-------- EXCERPTED RECORDS

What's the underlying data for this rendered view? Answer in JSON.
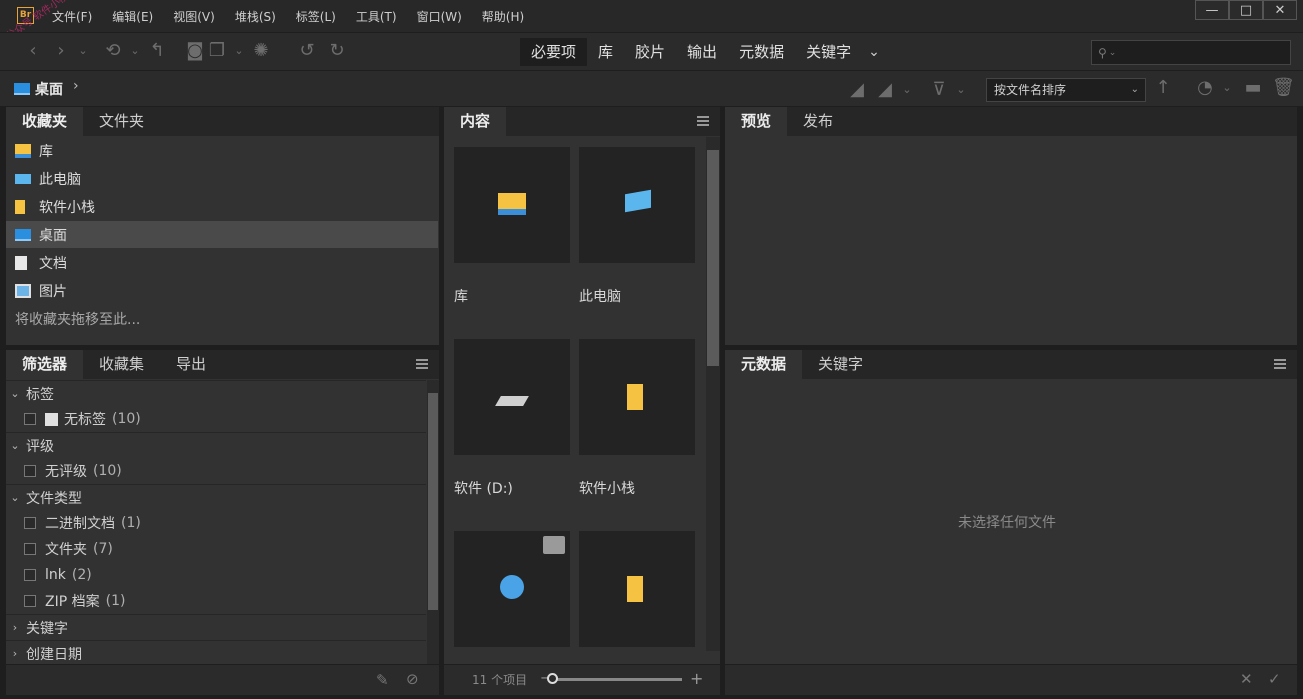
{
  "app": {
    "logo": "Br"
  },
  "watermark": "公众号 软件小栈",
  "menu": [
    "文件(F)",
    "编辑(E)",
    "视图(V)",
    "堆栈(S)",
    "标签(L)",
    "工具(T)",
    "窗口(W)",
    "帮助(H)"
  ],
  "window_controls": {
    "minimize": "—",
    "maximize": "□",
    "close": "✕"
  },
  "workspaces": {
    "items": [
      "必要项",
      "库",
      "胶片",
      "输出",
      "元数据",
      "关键字"
    ],
    "active": "必要项",
    "more": "⌄"
  },
  "search": {
    "placeholder": ""
  },
  "path": {
    "current": "桌面"
  },
  "sort": {
    "value": "按文件名排序"
  },
  "favorites_panel": {
    "tabs": [
      "收藏夹",
      "文件夹"
    ],
    "items": [
      {
        "label": "库",
        "icon": "library-icon"
      },
      {
        "label": "此电脑",
        "icon": "computer-icon"
      },
      {
        "label": "软件小栈",
        "icon": "folder-icon"
      },
      {
        "label": "桌面",
        "icon": "desktop-icon",
        "selected": true
      },
      {
        "label": "文档",
        "icon": "document-icon"
      },
      {
        "label": "图片",
        "icon": "pictures-icon"
      }
    ],
    "hint": "将收藏夹拖移至此..."
  },
  "filter_panel": {
    "tabs": [
      "筛选器",
      "收藏集",
      "导出"
    ],
    "groups": [
      {
        "label": "标签",
        "expanded": true,
        "items": [
          {
            "label": "无标签",
            "count": "(10)"
          }
        ]
      },
      {
        "label": "评级",
        "expanded": true,
        "items": [
          {
            "label": "无评级",
            "count": "(10)"
          }
        ]
      },
      {
        "label": "文件类型",
        "expanded": true,
        "items": [
          {
            "label": "二进制文档",
            "count": "(1)"
          },
          {
            "label": "文件夹",
            "count": "(7)"
          },
          {
            "label": "lnk",
            "count": "(2)"
          },
          {
            "label": "ZIP 档案",
            "count": "(1)"
          }
        ]
      },
      {
        "label": "关键字",
        "expanded": false,
        "items": []
      },
      {
        "label": "创建日期",
        "expanded": false,
        "items": []
      }
    ]
  },
  "content_panel": {
    "tabs": [
      "内容"
    ],
    "tiles": [
      {
        "label": "库",
        "icon": "library-icon"
      },
      {
        "label": "此电脑",
        "icon": "computer-icon"
      },
      {
        "label": "软件 (D:)",
        "icon": "drive-icon"
      },
      {
        "label": "软件小栈",
        "icon": "folder-icon"
      },
      {
        "label": "",
        "icon": "network-icon",
        "locked": true
      },
      {
        "label": "",
        "icon": "folder-icon"
      }
    ],
    "footer": {
      "count": "11 个项目"
    }
  },
  "preview_panel": {
    "tabs": [
      "预览",
      "发布"
    ]
  },
  "metadata_panel": {
    "tabs": [
      "元数据",
      "关键字"
    ],
    "empty": "未选择任何文件"
  },
  "colors": {
    "accent": "#e8a33a",
    "folder": "#f5c242",
    "desktop": "#2b8fe0"
  }
}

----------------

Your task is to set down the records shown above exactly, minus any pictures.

What's the underlying data for this rendered view? Answer in JSON.
{
  "app": {
    "logo": "Br"
  },
  "watermark": "公众号 软件小栈",
  "menu": [
    "文件(F)",
    "编辑(E)",
    "视图(V)",
    "堆栈(S)",
    "标签(L)",
    "工具(T)",
    "窗口(W)",
    "帮助(H)"
  ],
  "window_controls": {
    "minimize": "—",
    "maximize": "□",
    "close": "✕"
  },
  "workspaces": {
    "items": [
      "必要项",
      "库",
      "胶片",
      "输出",
      "元数据",
      "关键字"
    ],
    "active": "必要项",
    "more": "⌄"
  },
  "search": {
    "placeholder": ""
  },
  "path": {
    "current": "桌面"
  },
  "sort": {
    "value": "按文件名排序"
  },
  "favorites_panel": {
    "tabs": [
      "收藏夹",
      "文件夹"
    ],
    "items": [
      {
        "label": "库",
        "icon": "library-icon"
      },
      {
        "label": "此电脑",
        "icon": "computer-icon"
      },
      {
        "label": "软件小栈",
        "icon": "folder-icon"
      },
      {
        "label": "桌面",
        "icon": "desktop-icon",
        "selected": true
      },
      {
        "label": "文档",
        "icon": "document-icon"
      },
      {
        "label": "图片",
        "icon": "pictures-icon"
      }
    ],
    "hint": "将收藏夹拖移至此..."
  },
  "filter_panel": {
    "tabs": [
      "筛选器",
      "收藏集",
      "导出"
    ],
    "groups": [
      {
        "label": "标签",
        "expanded": true,
        "items": [
          {
            "label": "无标签",
            "count": "(10)"
          }
        ]
      },
      {
        "label": "评级",
        "expanded": true,
        "items": [
          {
            "label": "无评级",
            "count": "(10)"
          }
        ]
      },
      {
        "label": "文件类型",
        "expanded": true,
        "items": [
          {
            "label": "二进制文档",
            "count": "(1)"
          },
          {
            "label": "文件夹",
            "count": "(7)"
          },
          {
            "label": "lnk",
            "count": "(2)"
          },
          {
            "label": "ZIP 档案",
            "count": "(1)"
          }
        ]
      },
      {
        "label": "关键字",
        "expanded": false,
        "items": []
      },
      {
        "label": "创建日期",
        "expanded": false,
        "items": []
      }
    ]
  },
  "content_panel": {
    "tabs": [
      "内容"
    ],
    "tiles": [
      {
        "label": "库",
        "icon": "library-icon"
      },
      {
        "label": "此电脑",
        "icon": "computer-icon"
      },
      {
        "label": "软件 (D:)",
        "icon": "drive-icon"
      },
      {
        "label": "软件小栈",
        "icon": "folder-icon"
      },
      {
        "label": "",
        "icon": "network-icon",
        "locked": true
      },
      {
        "label": "",
        "icon": "folder-icon"
      }
    ],
    "footer": {
      "count": "11 个项目"
    }
  },
  "preview_panel": {
    "tabs": [
      "预览",
      "发布"
    ]
  },
  "metadata_panel": {
    "tabs": [
      "元数据",
      "关键字"
    ],
    "empty": "未选择任何文件"
  },
  "colors": {
    "accent": "#e8a33a",
    "folder": "#f5c242",
    "desktop": "#2b8fe0"
  }
}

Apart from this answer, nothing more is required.